Below are some entries. Copy each line in them that holds "forward".

-.-.-

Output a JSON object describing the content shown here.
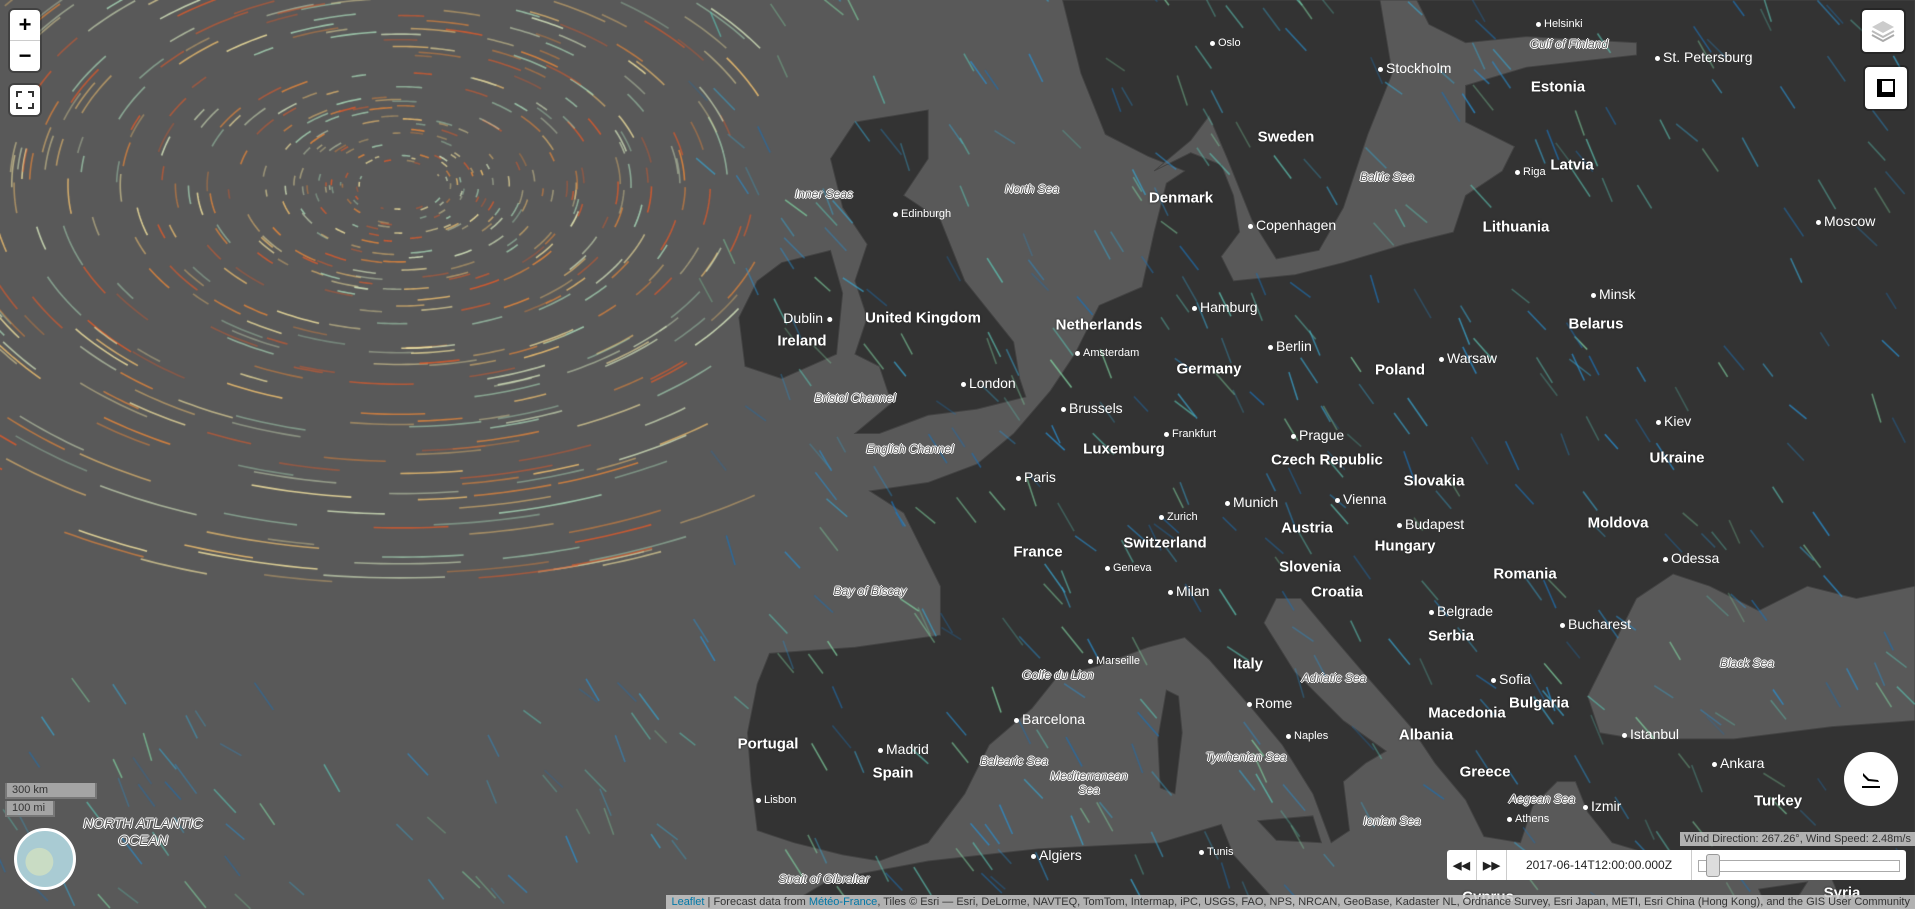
{
  "controls": {
    "zoom_in": "+",
    "zoom_out": "−",
    "fullscreen_icon": "fullscreen-icon",
    "layers_icon": "layers-icon",
    "ruler_icon": "ruler-icon",
    "plane_icon": "flight-land-icon"
  },
  "scale": {
    "metric": "300 km",
    "imperial": "100 mi"
  },
  "timeline": {
    "back_icon": "fast-rewind-icon",
    "forward_icon": "fast-forward-icon",
    "back": "◀◀",
    "forward": "▶▶",
    "current_time": "2017-06-14T12:00:00.000Z",
    "slider_position_percent": 4
  },
  "wind_info": "Wind Direction: 267.26°, Wind Speed: 2.48m/s",
  "attribution": {
    "leaflet": "Leaflet",
    "sep1": " | Forecast data from ",
    "meteo": "Météo-France",
    "tiles": ", Tiles © Esri — Esri, DeLorme, NAVTEQ, TomTom, Intermap, iPC, USGS, FAO, NPS, NRCAN, GeoBase, Kadaster NL, Ordnance Survey, Esri Japan, METI, Esri China (Hong Kong), and the GIS User Community"
  },
  "colors": {
    "sea": "#595959",
    "land": "#333333",
    "wind_warm": "#e8873a",
    "wind_cool": "#2a8fd0"
  },
  "map": {
    "countries": [
      "Sweden",
      "Estonia",
      "Latvia",
      "Lithuania",
      "Denmark",
      "Belarus",
      "Poland",
      "Germany",
      "Netherlands",
      "United Kingdom",
      "Ireland",
      "Luxemburg",
      "Czech Republic",
      "Slovakia",
      "Ukraine",
      "Moldova",
      "Austria",
      "Hungary",
      "Switzerland",
      "France",
      "Slovenia",
      "Croatia",
      "Romania",
      "Serbia",
      "Italy",
      "Bulgaria",
      "Macedonia",
      "Albania",
      "Portugal",
      "Spain",
      "Greece",
      "Turkey",
      "Cyprus",
      "Syria"
    ],
    "cities": [
      "Oslo",
      "Helsinki",
      "St. Petersburg",
      "Stockholm",
      "Riga",
      "Moscow",
      "Copenhagen",
      "Edinburgh",
      "Dublin",
      "Hamburg",
      "Minsk",
      "Berlin",
      "Warsaw",
      "Amsterdam",
      "London",
      "Brussels",
      "Frankfurt",
      "Prague",
      "Kiev",
      "Paris",
      "Munich",
      "Vienna",
      "Zurich",
      "Budapest",
      "Odessa",
      "Geneva",
      "Milan",
      "Belgrade",
      "Bucharest",
      "Marseille",
      "Sofia",
      "Rome",
      "Barcelona",
      "Naples",
      "Istanbul",
      "Ankara",
      "Madrid",
      "Izmir",
      "Lisbon",
      "Athens",
      "Algiers",
      "Tunis"
    ],
    "seas": [
      "Gulf of Finland",
      "Inner Seas",
      "North Sea",
      "Baltic Sea",
      "Bristol Channel",
      "English Channel",
      "Bay of Biscay",
      "Golfe du Lion",
      "Adriatic Sea",
      "Black Sea",
      "Balearic Sea",
      "Tyrrhenian Sea",
      "Mediterranean\nSea",
      "Ionian Sea",
      "Aegean Sea",
      "Strait of Gibraltar"
    ],
    "ocean": "NORTH ATLANTIC\nOCEAN"
  }
}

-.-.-

* [WRITTEN REPLY]
    "forward_icon": "fast-forward-icon",
    "forward": "▶▶",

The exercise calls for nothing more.